» **EXERCISE BRIEF**
Copy all entries exactly, and wherever an entry holds a picture, leave that picture out.

(Extracted data entries)
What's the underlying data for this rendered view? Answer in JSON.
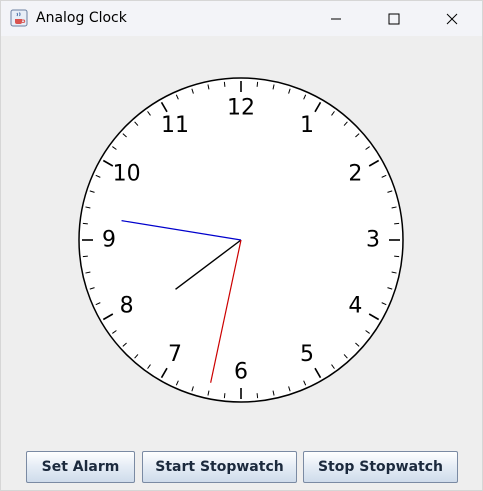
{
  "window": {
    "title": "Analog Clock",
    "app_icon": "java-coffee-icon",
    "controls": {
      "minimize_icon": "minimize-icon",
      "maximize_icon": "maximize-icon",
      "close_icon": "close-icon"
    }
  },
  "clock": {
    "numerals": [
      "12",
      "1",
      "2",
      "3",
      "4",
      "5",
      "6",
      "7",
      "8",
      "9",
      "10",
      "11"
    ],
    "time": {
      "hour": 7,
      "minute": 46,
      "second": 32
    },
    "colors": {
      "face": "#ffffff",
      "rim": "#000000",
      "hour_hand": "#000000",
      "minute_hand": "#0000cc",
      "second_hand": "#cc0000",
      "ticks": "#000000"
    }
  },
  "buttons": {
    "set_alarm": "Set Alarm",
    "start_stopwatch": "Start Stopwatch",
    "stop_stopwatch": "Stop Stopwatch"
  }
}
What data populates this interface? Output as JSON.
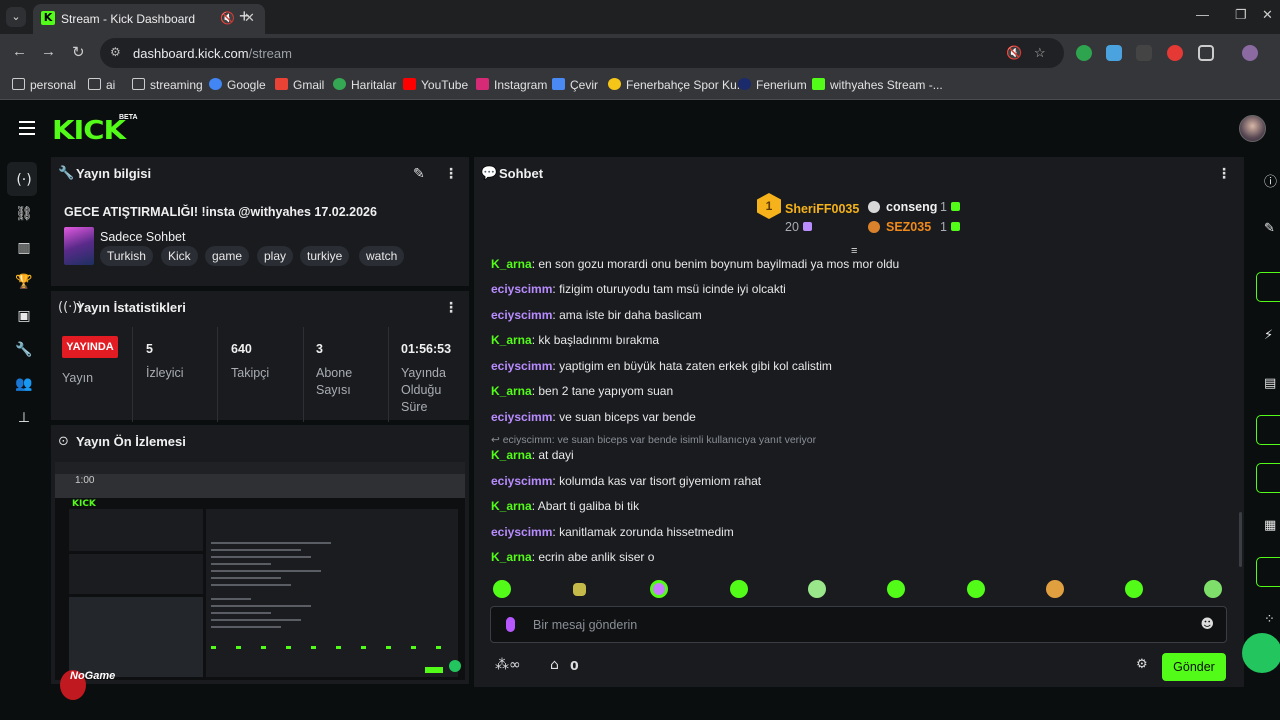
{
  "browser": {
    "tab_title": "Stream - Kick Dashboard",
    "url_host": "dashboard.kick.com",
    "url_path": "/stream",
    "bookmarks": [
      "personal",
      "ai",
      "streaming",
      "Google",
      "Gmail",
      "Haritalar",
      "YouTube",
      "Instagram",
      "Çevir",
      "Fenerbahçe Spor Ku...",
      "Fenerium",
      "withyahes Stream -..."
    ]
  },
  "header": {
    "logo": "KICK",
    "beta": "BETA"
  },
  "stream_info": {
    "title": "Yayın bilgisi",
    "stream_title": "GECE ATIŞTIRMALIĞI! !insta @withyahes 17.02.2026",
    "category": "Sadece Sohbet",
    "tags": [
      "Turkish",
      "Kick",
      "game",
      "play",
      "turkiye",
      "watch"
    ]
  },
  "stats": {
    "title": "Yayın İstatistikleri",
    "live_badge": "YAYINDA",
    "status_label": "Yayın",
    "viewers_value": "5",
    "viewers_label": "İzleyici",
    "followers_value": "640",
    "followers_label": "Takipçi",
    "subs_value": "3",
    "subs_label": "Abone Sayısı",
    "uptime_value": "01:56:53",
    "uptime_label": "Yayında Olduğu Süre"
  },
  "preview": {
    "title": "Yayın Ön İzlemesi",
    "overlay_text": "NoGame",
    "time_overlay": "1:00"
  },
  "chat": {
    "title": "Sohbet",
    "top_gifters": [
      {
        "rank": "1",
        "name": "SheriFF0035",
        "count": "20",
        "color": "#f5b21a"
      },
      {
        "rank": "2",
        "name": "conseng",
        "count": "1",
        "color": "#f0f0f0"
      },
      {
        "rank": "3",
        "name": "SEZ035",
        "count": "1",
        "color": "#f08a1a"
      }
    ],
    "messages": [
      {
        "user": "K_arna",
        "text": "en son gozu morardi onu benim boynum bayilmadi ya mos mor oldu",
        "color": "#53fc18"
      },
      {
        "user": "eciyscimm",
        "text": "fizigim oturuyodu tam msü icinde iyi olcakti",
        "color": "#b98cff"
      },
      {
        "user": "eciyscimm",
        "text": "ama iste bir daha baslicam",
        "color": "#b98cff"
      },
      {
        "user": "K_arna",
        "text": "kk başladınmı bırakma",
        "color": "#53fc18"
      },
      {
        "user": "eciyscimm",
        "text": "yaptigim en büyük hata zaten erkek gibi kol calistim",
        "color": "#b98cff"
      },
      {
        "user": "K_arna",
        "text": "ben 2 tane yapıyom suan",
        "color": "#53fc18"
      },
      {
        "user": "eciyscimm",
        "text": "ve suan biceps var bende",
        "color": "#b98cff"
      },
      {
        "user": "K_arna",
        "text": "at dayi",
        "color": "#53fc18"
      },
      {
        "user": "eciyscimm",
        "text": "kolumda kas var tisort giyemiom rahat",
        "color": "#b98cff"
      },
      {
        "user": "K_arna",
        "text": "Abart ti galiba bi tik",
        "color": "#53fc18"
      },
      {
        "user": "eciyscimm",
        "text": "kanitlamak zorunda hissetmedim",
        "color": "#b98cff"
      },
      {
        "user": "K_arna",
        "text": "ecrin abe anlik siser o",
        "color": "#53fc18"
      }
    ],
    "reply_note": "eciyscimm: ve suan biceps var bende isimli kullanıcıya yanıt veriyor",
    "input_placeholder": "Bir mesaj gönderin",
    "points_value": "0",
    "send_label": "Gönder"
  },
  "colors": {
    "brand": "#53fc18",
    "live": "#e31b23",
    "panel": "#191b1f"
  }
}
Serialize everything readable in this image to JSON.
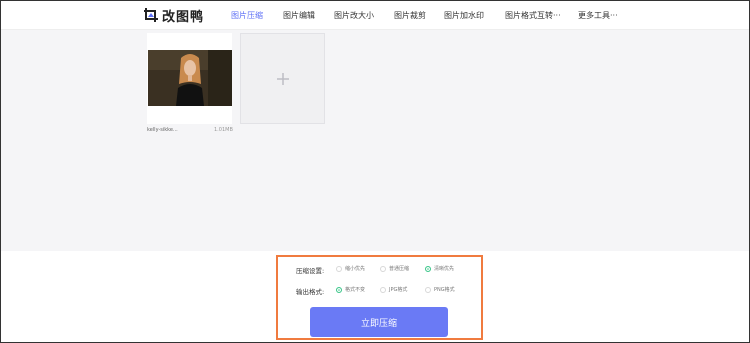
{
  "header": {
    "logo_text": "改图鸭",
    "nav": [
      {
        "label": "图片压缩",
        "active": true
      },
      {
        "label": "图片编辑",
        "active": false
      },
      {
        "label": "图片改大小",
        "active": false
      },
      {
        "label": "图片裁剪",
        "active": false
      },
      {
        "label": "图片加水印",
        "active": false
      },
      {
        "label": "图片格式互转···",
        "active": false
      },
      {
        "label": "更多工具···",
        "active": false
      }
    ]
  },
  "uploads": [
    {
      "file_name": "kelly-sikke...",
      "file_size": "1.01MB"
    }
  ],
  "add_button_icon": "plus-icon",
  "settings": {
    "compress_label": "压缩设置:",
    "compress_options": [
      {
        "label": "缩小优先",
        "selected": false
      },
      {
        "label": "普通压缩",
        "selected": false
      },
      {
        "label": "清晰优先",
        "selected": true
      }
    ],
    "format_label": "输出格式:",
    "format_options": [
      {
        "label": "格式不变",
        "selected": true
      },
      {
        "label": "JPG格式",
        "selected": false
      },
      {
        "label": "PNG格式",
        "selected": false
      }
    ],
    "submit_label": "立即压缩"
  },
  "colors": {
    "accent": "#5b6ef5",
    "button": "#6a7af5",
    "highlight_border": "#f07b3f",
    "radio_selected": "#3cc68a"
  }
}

» **RESPONSE TO THIS EXERCISE**
What's the underlying data for this rendered view? Answer in JSON.
{
  "window": {
    "title": "Analog Clock",
    "app_icon": "java-coffee-icon",
    "controls": {
      "minimize_icon": "minimize-icon",
      "maximize_icon": "maximize-icon",
      "close_icon": "close-icon"
    }
  },
  "clock": {
    "numerals": [
      "12",
      "1",
      "2",
      "3",
      "4",
      "5",
      "6",
      "7",
      "8",
      "9",
      "10",
      "11"
    ],
    "time": {
      "hour": 7,
      "minute": 46,
      "second": 32
    },
    "colors": {
      "face": "#ffffff",
      "rim": "#000000",
      "hour_hand": "#000000",
      "minute_hand": "#0000cc",
      "second_hand": "#cc0000",
      "ticks": "#000000"
    }
  },
  "buttons": {
    "set_alarm": "Set Alarm",
    "start_stopwatch": "Start Stopwatch",
    "stop_stopwatch": "Stop Stopwatch"
  }
}
What data populates this interface? Output as JSON.
{
  "browser": {
    "tab_title": "Stream - Kick Dashboard",
    "url_host": "dashboard.kick.com",
    "url_path": "/stream",
    "bookmarks": [
      "personal",
      "ai",
      "streaming",
      "Google",
      "Gmail",
      "Haritalar",
      "YouTube",
      "Instagram",
      "Çevir",
      "Fenerbahçe Spor Ku...",
      "Fenerium",
      "withyahes Stream -..."
    ]
  },
  "header": {
    "logo": "KICK",
    "beta": "BETA"
  },
  "stream_info": {
    "title": "Yayın bilgisi",
    "stream_title": "GECE ATIŞTIRMALIĞI! !insta @withyahes 17.02.2026",
    "category": "Sadece Sohbet",
    "tags": [
      "Turkish",
      "Kick",
      "game",
      "play",
      "turkiye",
      "watch"
    ]
  },
  "stats": {
    "title": "Yayın İstatistikleri",
    "live_badge": "YAYINDA",
    "status_label": "Yayın",
    "viewers_value": "5",
    "viewers_label": "İzleyici",
    "followers_value": "640",
    "followers_label": "Takipçi",
    "subs_value": "3",
    "subs_label": "Abone Sayısı",
    "uptime_value": "01:56:53",
    "uptime_label": "Yayında Olduğu Süre"
  },
  "preview": {
    "title": "Yayın Ön İzlemesi",
    "overlay_text": "NoGame",
    "time_overlay": "1:00"
  },
  "chat": {
    "title": "Sohbet",
    "top_gifters": [
      {
        "rank": "1",
        "name": "SheriFF0035",
        "count": "20",
        "color": "#f5b21a"
      },
      {
        "rank": "2",
        "name": "conseng",
        "count": "1",
        "color": "#f0f0f0"
      },
      {
        "rank": "3",
        "name": "SEZ035",
        "count": "1",
        "color": "#f08a1a"
      }
    ],
    "messages": [
      {
        "user": "K_arna",
        "text": "en son gozu morardi onu benim boynum bayilmadi ya mos mor oldu",
        "color": "#53fc18"
      },
      {
        "user": "eciyscimm",
        "text": "fizigim oturuyodu tam msü icinde iyi olcakti",
        "color": "#b98cff"
      },
      {
        "user": "eciyscimm",
        "text": "ama iste bir daha baslicam",
        "color": "#b98cff"
      },
      {
        "user": "K_arna",
        "text": "kk başladınmı bırakma",
        "color": "#53fc18"
      },
      {
        "user": "eciyscimm",
        "text": "yaptigim en büyük hata zaten erkek gibi kol calistim",
        "color": "#b98cff"
      },
      {
        "user": "K_arna",
        "text": "ben 2 tane yapıyom suan",
        "color": "#53fc18"
      },
      {
        "user": "eciyscimm",
        "text": "ve suan biceps var bende",
        "color": "#b98cff"
      },
      {
        "user": "K_arna",
        "text": "at dayi",
        "color": "#53fc18"
      },
      {
        "user": "eciyscimm",
        "text": "kolumda kas var tisort giyemiom rahat",
        "color": "#b98cff"
      },
      {
        "user": "K_arna",
        "text": "Abart ti galiba bi tik",
        "color": "#53fc18"
      },
      {
        "user": "eciyscimm",
        "text": "kanitlamak zorunda hissetmedim",
        "color": "#b98cff"
      },
      {
        "user": "K_arna",
        "text": "ecrin abe anlik siser o",
        "color": "#53fc18"
      }
    ],
    "reply_note": "eciyscimm: ve suan biceps var bende isimli kullanıcıya yanıt veriyor",
    "input_placeholder": "Bir mesaj gönderin",
    "points_value": "0",
    "send_label": "Gönder"
  },
  "colors": {
    "brand": "#53fc18",
    "live": "#e31b23",
    "panel": "#191b1f"
  }
}
Serialize everything readable in this image to JSON.
{
  "header": {
    "logo_text": "改图鸭",
    "nav": [
      {
        "label": "图片压缩",
        "active": true
      },
      {
        "label": "图片编辑",
        "active": false
      },
      {
        "label": "图片改大小",
        "active": false
      },
      {
        "label": "图片裁剪",
        "active": false
      },
      {
        "label": "图片加水印",
        "active": false
      },
      {
        "label": "图片格式互转···",
        "active": false
      },
      {
        "label": "更多工具···",
        "active": false
      }
    ]
  },
  "uploads": [
    {
      "file_name": "kelly-sikke...",
      "file_size": "1.01MB"
    }
  ],
  "add_button_icon": "plus-icon",
  "settings": {
    "compress_label": "压缩设置:",
    "compress_options": [
      {
        "label": "缩小优先",
        "selected": false
      },
      {
        "label": "普通压缩",
        "selected": false
      },
      {
        "label": "清晰优先",
        "selected": true
      }
    ],
    "format_label": "输出格式:",
    "format_options": [
      {
        "label": "格式不变",
        "selected": true
      },
      {
        "label": "JPG格式",
        "selected": false
      },
      {
        "label": "PNG格式",
        "selected": false
      }
    ],
    "submit_label": "立即压缩"
  },
  "colors": {
    "accent": "#5b6ef5",
    "button": "#6a7af5",
    "highlight_border": "#f07b3f",
    "radio_selected": "#3cc68a"
  }
}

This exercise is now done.